CATHERINE Zeta Jones was cruelly portrayed as "ruthless, fussy and hard as nails" in a damning documentary over the weekend.
Channel Four's Brits Go To Hollywood, which examined the Oscar winner's rise to stardom, even claimed her role as Velma in Chicago reflected the real Catherine - "desperate to be on top, with everything on show, wanting everyone to love her".
From her childhood, the documentary said she was "steely and precocious by the age of six", winning nearly every talent show she entered.
Suzie Kemeys, her co-star as a child when they both performed in Annie, told the programme: "She was always aware if someone important was around.
"She was never daunted by who she met, she knew how to handle herself all the time."
Piers Morgan, Daily Mirror editor, said her "devastating ambition and utter determination" came out when her career blossomed during the Darling Buds of May.

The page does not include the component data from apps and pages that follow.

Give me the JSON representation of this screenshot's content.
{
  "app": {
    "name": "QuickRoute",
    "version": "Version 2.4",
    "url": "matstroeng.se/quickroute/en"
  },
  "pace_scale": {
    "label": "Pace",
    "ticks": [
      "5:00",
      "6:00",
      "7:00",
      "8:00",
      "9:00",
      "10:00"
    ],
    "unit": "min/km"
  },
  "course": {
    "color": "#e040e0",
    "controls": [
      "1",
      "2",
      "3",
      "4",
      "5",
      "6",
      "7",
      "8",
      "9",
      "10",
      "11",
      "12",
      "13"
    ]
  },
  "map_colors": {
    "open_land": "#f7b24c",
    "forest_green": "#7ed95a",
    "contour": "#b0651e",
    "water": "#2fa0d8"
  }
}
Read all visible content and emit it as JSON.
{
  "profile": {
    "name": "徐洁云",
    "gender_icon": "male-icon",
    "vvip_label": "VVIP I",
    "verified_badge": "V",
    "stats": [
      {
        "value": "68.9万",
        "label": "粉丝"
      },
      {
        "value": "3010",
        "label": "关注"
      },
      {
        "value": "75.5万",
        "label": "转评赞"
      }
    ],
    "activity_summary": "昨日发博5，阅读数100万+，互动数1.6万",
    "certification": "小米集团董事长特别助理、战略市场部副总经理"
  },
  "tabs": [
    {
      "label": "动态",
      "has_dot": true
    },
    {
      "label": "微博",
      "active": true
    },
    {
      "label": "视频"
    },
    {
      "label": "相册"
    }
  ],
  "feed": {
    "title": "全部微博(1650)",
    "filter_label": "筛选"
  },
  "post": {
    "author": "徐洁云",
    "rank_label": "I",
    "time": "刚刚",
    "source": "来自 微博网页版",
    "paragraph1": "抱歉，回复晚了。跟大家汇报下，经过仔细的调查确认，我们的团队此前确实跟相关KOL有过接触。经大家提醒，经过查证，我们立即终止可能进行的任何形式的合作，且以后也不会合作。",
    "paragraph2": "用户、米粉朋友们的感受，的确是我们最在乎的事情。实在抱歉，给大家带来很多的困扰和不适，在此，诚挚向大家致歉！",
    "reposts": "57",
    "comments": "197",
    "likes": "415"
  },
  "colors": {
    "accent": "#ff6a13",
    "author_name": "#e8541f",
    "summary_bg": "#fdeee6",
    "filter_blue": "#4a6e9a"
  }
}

"She was very tactile, she would always give you a little kiss, she made you feel wonderful. She understood it was a game and she was good at it, I admired her, she was ruthlessly trying to get to the top and she did it with a smile and a sexy wriggle," he said.
But when Zeta moved to the USA, the media believed her 15 minutes of celebrity fame was up.
Mr Morgan said: "When she left the UK for Hollywood we honestly all thought that would be the last we'd see of her."
When she arrived, Christine Spines, from Premiere magazine, said: "She went everywhere - there was nothing subtle about it."
But her drive paid off - movie offers increased and she later fell in love with and married movie superstar Michael Douglas.
The documentary also accused her of control freakery over her image and in the parts she played.
Hinting at her so-called ruthless streak, High Fidelity director Stephen Frear said Catherine "was perfectly happy to be nasty in the film, it didn't bother her one bit".
Following the Hello! battle, the programme accused her of being "fussy and hard as nails" and Piers Morgan described her appearance in court as "manipulative and nauseating".
Another critic, entertainment guru Brian Sullivan, who handed Zeta medal after medal at Swansea talent shows during her youth, believes she had offended the people living in her home city when she famously said "£1m isn't a lot of money" after the court battle with Hello! magazine over her wedding pictures.
"Swansea suffered the years of depression and the miners' marches, she needs to do a little repair job to bring the people back," said Brian.
But on Oscar night, he said her "earthy, sexy Welsh feel" was used "to great effect".
"I was amazed when she quoted Max Boyce's Oggy Oggy Oggy in her acceptance speech, she let her guard down and it came from the heart," he said.
* WELSH language campaigners are calling for Michael Douglas to learn the lingo.
The Hollywood legend is having a mansion built in Swansea for when he and Catherine Zeta Jones come back to Wales.
And like anyone who has a holiday home here, he is being urged to make an effort to preserve the country's heritage through speaking Welsh.
A Welsh Language Society spokesman said: "I would encourage anybody who moves into Wales to learn Welsh.
"I hope Mr Douglas' wife would encourage him to learn it anyway, and I'm sure he has got the money to support lots of Welsh language courses as well!"
The issue of second homes in Wales was discussed this week by outspoken education expert Chris Woodhead.
He has promised to learn the language when he retires to his house in Snowdonia.
The former head of schools' watchdog Ofsted said: "Why should incomers, who are unlikely to speak Welsh or care about the culture, be allowed to purchase holiday homes which then stand empty for much of the year?
"A sign of the times is the appearance on some houses of notice boards announcing that Wales is Not for Sale and that anybody from outside the area who wants to move in should commit themselves to learning Welsh."
Mr Woodhead bought a house in Blaenau Ffestiniog five years ago. But he says his love affair with Wales began nearly four decades earlier. That is why he respects the culture of the country.
He said: "I can only say that I sympathise and fully intend, once I finally retire, to sign up at the local language class.
"I just wish the language was not so difficult and that I was not so linguistically incompetent!"
Mr Woodhead's comments come hot on the heels of the Archdruid of Wales' attack on incomers this year.
In August Dr Robyn Lewis accused English people of "swamping" the values of Wales.